* _What is required_
When the word "replies" appears in a line of the data below, list that line.

* _Dataset excerpts_
---------------
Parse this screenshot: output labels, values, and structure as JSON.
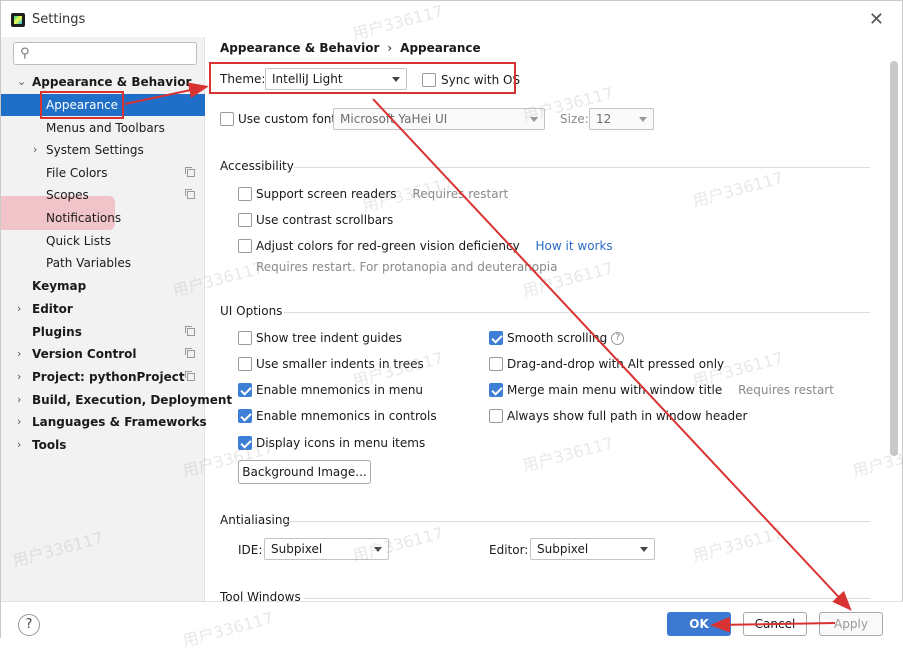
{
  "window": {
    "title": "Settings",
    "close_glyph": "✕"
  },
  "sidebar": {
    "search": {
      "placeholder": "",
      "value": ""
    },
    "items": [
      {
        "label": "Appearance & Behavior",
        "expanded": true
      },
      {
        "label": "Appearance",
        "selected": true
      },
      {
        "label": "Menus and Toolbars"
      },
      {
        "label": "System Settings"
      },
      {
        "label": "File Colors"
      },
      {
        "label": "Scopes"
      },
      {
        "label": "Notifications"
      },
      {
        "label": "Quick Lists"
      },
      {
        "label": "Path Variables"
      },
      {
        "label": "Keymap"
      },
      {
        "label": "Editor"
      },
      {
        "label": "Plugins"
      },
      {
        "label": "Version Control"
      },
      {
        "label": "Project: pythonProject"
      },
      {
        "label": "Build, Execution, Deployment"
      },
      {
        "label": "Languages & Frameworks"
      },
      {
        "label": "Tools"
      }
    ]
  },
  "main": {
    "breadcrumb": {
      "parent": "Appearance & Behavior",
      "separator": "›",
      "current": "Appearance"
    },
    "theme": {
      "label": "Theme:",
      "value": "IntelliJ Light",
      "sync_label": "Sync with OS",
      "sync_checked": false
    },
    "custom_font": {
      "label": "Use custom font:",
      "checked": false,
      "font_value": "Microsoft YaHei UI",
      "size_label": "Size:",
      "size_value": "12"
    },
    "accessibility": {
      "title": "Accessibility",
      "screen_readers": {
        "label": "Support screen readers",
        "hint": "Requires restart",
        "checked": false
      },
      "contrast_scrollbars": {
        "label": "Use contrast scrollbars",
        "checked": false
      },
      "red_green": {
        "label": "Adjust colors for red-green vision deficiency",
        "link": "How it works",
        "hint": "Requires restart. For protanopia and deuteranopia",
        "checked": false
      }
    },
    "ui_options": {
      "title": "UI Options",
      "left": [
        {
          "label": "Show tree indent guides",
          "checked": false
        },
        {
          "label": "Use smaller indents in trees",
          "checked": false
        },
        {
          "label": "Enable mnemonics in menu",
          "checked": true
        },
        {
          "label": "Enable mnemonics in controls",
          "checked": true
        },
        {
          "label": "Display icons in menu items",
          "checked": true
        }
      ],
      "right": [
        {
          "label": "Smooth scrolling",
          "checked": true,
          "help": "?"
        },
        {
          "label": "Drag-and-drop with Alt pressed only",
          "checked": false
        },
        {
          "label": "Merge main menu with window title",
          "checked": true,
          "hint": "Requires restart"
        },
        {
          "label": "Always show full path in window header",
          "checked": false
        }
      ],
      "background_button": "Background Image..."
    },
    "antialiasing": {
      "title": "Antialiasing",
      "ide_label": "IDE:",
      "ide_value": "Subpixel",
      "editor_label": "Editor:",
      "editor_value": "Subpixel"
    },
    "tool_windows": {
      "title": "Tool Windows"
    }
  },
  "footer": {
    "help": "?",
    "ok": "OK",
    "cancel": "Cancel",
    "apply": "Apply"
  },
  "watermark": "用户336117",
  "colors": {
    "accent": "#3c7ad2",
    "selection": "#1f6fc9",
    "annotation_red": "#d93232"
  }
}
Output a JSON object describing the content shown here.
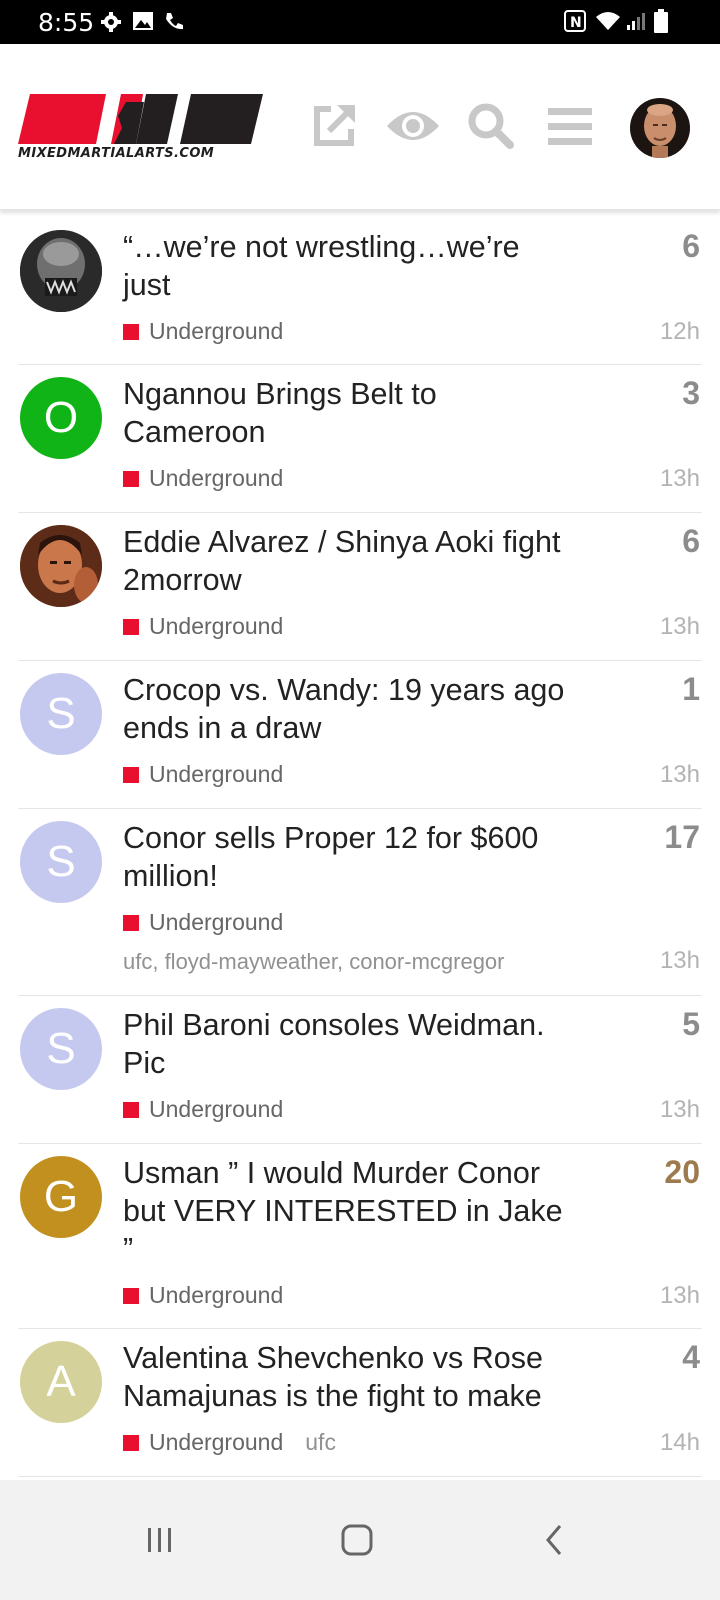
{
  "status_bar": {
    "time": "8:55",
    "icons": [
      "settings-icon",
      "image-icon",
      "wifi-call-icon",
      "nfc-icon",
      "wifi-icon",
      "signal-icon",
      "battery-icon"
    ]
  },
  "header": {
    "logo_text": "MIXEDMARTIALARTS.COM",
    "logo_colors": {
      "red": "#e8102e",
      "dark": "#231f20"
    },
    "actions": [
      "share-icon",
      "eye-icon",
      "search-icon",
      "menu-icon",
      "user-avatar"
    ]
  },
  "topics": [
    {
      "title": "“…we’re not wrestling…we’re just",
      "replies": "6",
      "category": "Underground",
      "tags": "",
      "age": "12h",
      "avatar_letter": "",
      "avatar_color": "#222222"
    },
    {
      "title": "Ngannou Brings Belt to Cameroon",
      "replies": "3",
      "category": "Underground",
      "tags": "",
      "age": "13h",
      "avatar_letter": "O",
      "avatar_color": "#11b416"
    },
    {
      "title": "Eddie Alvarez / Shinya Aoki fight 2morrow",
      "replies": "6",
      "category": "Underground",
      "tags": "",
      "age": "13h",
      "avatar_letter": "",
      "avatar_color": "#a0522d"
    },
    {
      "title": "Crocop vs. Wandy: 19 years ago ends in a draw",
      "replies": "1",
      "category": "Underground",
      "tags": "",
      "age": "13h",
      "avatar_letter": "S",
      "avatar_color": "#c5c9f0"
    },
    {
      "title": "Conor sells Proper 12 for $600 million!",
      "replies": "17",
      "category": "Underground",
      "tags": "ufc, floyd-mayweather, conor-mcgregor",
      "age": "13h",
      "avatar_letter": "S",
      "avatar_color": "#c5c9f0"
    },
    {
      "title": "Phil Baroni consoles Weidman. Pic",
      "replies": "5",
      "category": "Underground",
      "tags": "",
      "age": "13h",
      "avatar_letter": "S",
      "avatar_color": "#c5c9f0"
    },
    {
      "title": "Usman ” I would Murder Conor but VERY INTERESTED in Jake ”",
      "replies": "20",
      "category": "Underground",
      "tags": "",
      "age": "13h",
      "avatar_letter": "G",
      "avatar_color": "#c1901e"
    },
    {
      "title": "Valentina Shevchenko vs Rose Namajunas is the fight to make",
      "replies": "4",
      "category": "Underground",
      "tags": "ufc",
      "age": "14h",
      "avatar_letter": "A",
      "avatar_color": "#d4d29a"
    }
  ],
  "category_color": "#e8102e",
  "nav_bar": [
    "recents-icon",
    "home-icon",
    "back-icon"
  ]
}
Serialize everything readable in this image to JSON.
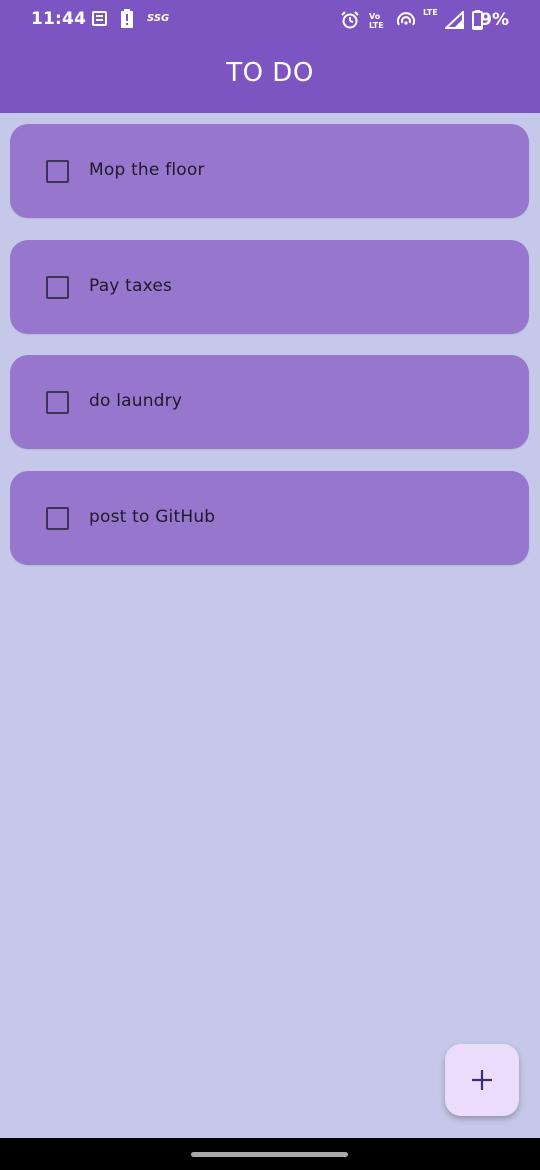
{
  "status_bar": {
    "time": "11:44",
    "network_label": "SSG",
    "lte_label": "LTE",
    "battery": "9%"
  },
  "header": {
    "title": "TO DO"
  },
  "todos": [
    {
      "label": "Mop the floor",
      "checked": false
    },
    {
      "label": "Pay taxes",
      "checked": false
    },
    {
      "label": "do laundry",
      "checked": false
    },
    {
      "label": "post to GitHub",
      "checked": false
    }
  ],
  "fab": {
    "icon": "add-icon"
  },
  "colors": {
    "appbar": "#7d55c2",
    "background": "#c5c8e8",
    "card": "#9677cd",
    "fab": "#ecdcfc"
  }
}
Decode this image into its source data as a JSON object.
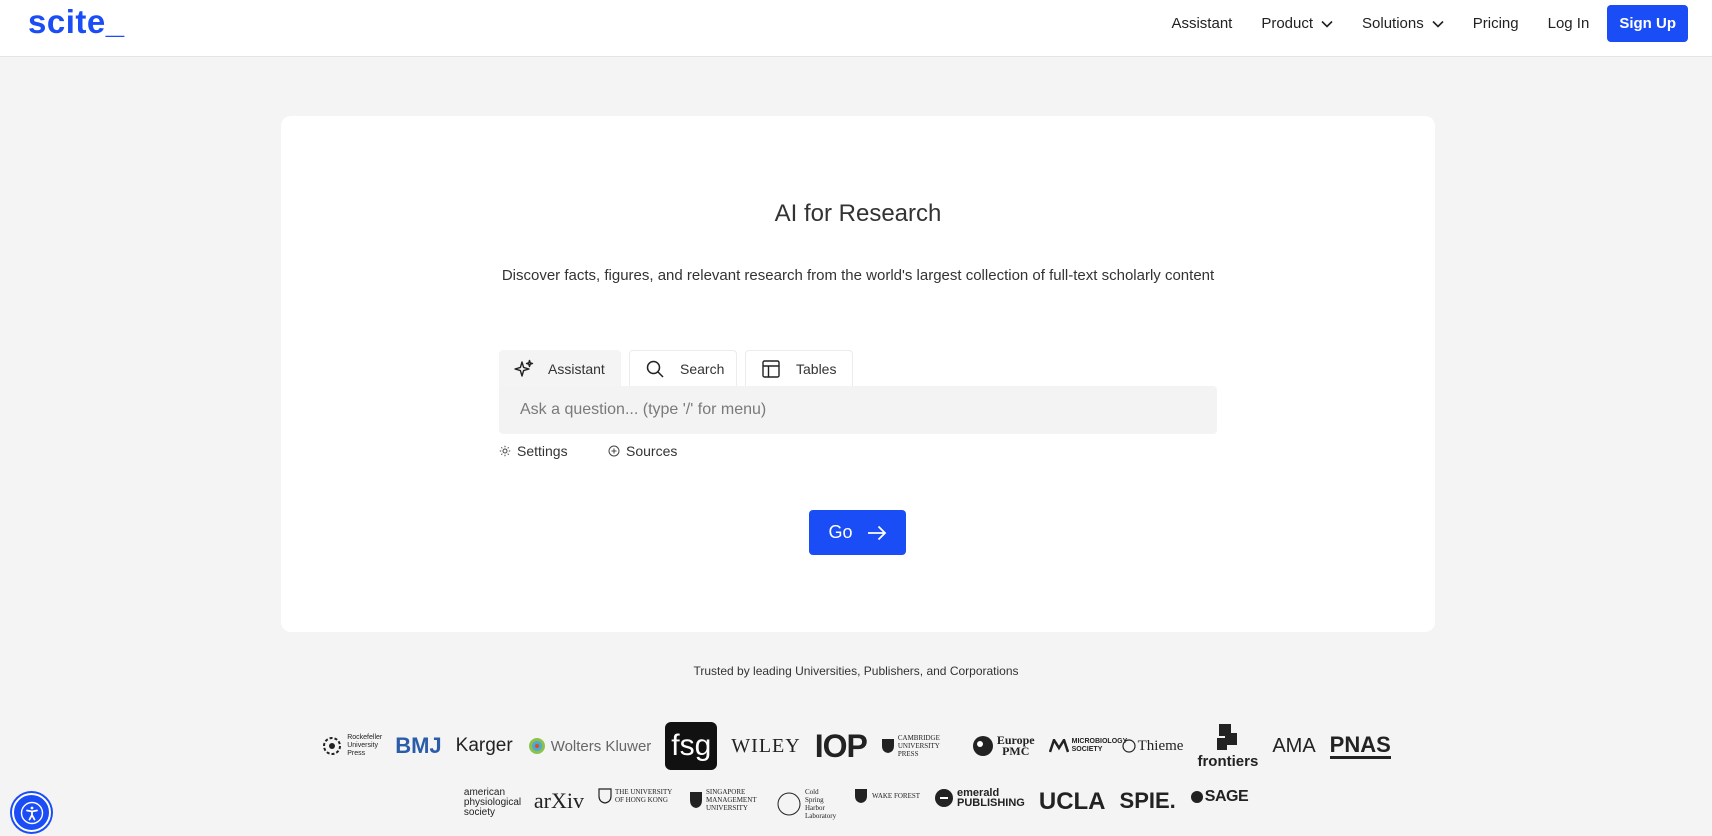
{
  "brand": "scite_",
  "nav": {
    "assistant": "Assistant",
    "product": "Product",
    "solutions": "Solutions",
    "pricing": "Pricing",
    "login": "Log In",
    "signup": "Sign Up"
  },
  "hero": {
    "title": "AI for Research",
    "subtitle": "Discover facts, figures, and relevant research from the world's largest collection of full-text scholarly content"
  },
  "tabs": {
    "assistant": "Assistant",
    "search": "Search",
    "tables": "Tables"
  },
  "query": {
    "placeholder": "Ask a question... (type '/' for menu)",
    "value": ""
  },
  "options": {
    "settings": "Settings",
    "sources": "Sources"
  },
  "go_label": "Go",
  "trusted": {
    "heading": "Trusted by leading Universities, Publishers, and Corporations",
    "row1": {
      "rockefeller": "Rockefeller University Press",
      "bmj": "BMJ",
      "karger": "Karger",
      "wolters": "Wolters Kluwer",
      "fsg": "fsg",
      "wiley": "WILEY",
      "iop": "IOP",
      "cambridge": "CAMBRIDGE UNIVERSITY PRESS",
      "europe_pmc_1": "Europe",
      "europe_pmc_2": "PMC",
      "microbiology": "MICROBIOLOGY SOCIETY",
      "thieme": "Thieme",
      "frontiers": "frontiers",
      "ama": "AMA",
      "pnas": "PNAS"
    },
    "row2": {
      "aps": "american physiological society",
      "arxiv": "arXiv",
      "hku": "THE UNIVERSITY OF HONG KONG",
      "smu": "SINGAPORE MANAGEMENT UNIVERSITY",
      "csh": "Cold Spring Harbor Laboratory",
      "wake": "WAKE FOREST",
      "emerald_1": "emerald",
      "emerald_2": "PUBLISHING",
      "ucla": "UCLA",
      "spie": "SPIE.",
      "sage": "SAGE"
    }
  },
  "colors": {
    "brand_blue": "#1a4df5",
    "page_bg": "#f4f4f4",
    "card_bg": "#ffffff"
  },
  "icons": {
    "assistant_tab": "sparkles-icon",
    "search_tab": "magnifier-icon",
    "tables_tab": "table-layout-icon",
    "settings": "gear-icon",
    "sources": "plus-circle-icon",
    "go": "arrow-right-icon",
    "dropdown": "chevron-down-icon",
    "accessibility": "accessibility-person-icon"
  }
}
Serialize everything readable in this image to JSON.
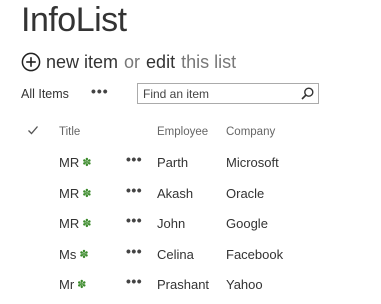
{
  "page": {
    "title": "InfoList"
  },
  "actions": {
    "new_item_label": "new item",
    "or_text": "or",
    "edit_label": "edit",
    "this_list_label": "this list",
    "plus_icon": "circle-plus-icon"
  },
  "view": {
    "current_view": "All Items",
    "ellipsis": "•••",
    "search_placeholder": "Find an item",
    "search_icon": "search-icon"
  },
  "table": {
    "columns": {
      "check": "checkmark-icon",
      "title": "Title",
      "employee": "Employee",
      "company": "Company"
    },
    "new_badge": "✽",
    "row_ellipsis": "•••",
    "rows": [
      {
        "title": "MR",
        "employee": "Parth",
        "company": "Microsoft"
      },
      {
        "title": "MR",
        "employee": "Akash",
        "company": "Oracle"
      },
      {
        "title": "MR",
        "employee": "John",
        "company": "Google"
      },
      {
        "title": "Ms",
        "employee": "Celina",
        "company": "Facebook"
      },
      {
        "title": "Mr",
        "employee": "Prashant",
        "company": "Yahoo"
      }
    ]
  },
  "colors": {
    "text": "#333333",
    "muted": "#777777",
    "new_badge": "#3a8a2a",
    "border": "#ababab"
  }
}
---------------
* _Reply_
      "replies": "6",
      "replies": "3",
      "replies": "6",
      "replies": "1",
      "replies": "17",
      "replies": "5",
      "replies": "20",
      "replies": "4",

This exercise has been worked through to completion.